*BRIEF*: Scan the listing below and copy every line holding "icon".

-------------------------

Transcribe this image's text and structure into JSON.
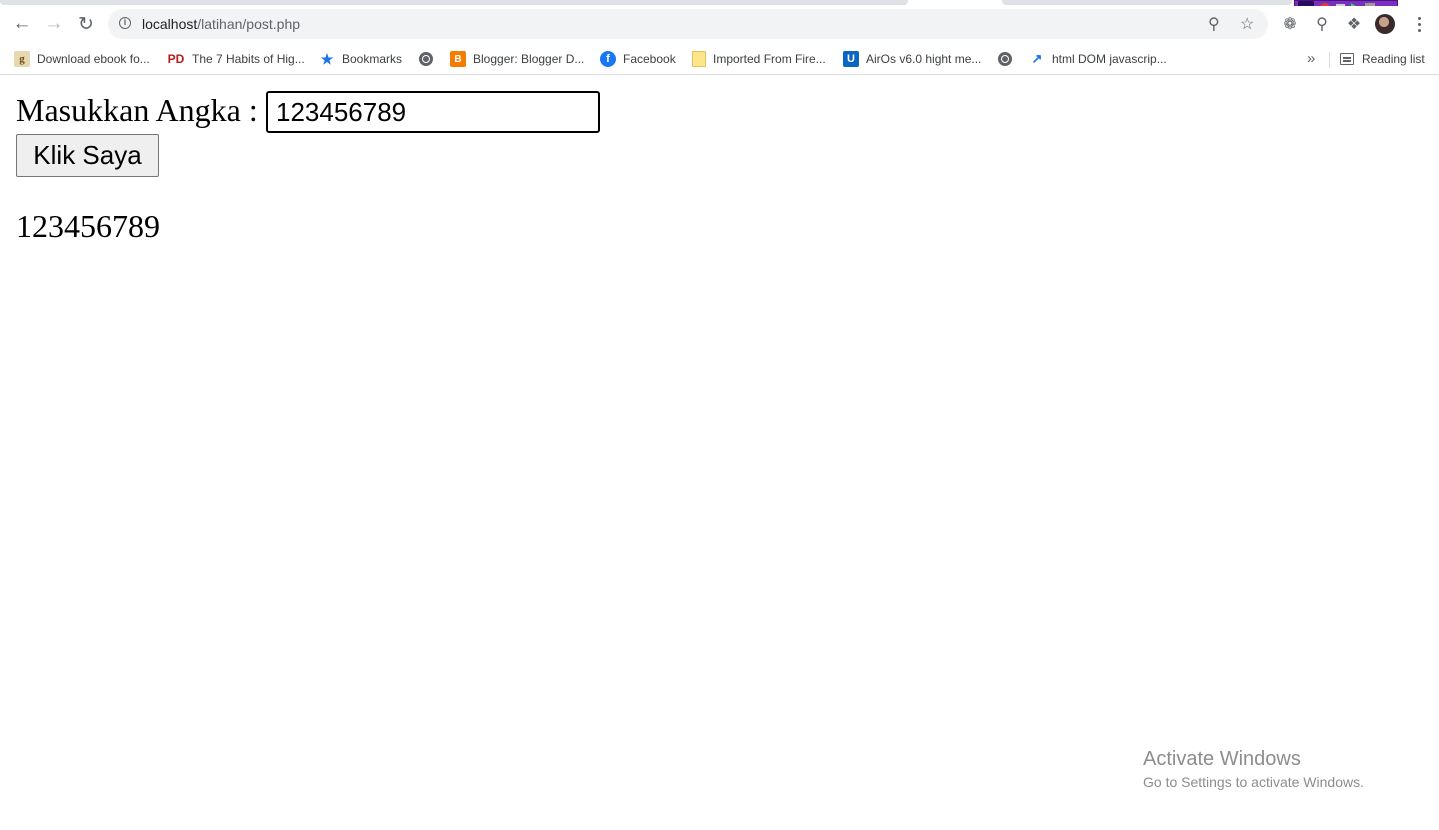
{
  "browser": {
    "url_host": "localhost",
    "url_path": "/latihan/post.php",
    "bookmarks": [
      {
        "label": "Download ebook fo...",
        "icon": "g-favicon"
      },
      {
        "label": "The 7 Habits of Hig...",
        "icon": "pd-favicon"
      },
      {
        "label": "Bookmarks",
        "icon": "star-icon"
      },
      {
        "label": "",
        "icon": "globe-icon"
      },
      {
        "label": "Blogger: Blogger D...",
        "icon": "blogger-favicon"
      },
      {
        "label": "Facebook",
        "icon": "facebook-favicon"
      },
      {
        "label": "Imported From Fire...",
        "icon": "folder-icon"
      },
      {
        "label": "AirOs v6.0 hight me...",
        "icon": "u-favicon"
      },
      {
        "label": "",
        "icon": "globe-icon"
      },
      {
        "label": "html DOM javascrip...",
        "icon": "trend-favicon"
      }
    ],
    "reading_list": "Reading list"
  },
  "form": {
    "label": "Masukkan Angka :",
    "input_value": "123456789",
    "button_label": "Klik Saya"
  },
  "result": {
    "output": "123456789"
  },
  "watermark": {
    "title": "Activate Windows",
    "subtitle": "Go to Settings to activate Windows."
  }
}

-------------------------

*COMPLETED TASK*:
        "icon": "g-favicon"
        "icon": "pd-favicon"
        "icon": "star-icon"
        "icon": "globe-icon"
        "icon": "blogger-favicon"
        "icon": "facebook-favicon"
        "icon": "folder-icon"
        "icon": "u-favicon"
        "icon": "globe-icon"
        "icon": "trend-favicon"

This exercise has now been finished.